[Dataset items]
**********

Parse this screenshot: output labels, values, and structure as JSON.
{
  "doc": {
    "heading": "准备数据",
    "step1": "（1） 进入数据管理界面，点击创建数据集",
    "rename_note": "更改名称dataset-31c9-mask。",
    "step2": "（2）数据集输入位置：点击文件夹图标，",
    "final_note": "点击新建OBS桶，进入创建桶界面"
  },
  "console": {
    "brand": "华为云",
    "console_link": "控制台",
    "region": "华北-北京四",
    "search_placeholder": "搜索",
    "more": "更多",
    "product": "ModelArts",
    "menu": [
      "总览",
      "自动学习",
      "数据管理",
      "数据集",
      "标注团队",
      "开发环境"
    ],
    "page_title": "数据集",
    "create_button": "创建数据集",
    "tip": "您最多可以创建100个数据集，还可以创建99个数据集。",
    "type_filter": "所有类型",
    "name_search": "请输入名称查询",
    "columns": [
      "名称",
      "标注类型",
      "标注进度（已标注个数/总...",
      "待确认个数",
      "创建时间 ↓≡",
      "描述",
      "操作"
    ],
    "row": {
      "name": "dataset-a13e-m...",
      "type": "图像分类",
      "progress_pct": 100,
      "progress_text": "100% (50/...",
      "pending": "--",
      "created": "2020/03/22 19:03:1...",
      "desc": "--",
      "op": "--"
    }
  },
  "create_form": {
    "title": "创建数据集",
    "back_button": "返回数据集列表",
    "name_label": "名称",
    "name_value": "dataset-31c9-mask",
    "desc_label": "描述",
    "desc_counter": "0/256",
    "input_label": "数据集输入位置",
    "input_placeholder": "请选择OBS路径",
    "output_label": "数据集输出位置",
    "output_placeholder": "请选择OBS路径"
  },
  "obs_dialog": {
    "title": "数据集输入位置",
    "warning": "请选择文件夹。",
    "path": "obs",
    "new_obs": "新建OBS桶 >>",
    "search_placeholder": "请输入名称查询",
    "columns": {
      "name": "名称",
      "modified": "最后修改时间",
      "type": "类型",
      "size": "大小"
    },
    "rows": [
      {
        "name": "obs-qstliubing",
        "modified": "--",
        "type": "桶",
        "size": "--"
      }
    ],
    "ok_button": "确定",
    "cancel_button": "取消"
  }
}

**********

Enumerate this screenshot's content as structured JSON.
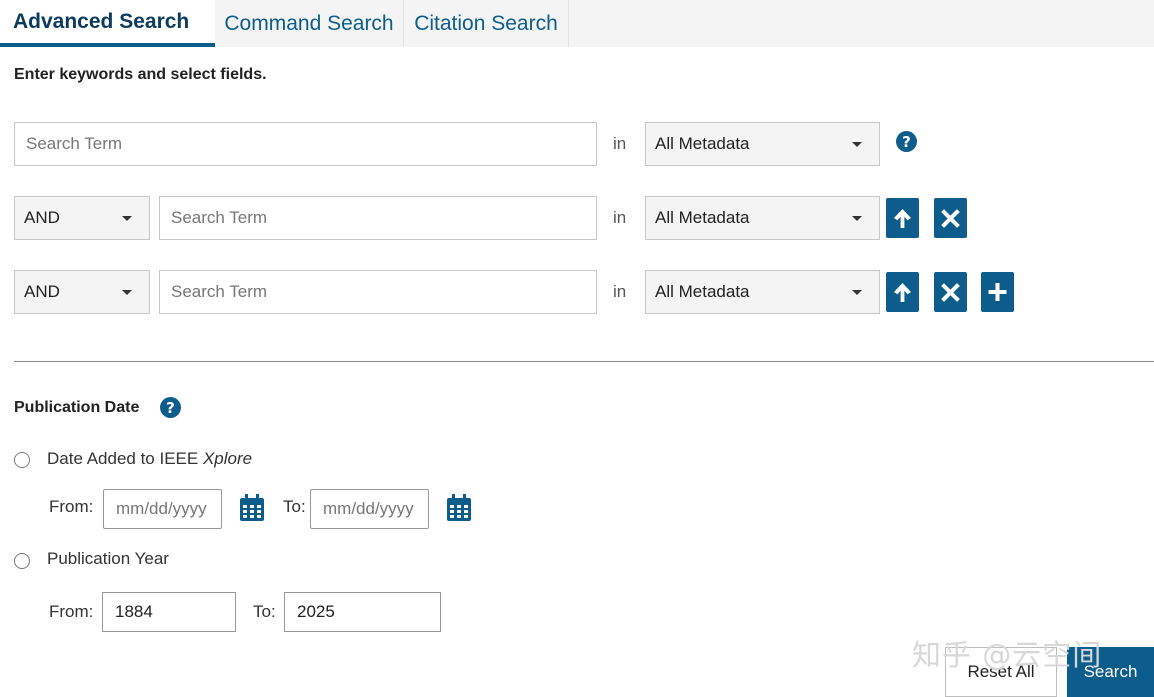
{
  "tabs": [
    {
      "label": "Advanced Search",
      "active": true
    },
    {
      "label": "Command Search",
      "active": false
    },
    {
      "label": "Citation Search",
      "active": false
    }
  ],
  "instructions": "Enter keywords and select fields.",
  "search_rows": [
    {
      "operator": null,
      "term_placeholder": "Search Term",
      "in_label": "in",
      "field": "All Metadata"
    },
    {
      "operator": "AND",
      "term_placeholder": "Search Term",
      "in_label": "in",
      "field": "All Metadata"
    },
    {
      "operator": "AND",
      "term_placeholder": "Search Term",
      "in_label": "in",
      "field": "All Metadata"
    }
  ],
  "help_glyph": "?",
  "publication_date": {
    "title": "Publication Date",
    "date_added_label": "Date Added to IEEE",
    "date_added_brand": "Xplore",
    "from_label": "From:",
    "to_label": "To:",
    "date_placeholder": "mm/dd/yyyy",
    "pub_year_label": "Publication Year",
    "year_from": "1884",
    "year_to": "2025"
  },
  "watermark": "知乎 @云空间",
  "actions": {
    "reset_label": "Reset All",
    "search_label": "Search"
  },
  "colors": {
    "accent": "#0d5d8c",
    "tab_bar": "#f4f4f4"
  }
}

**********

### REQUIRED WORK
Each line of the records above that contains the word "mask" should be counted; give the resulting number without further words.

### EXERCISE OUTPUT
2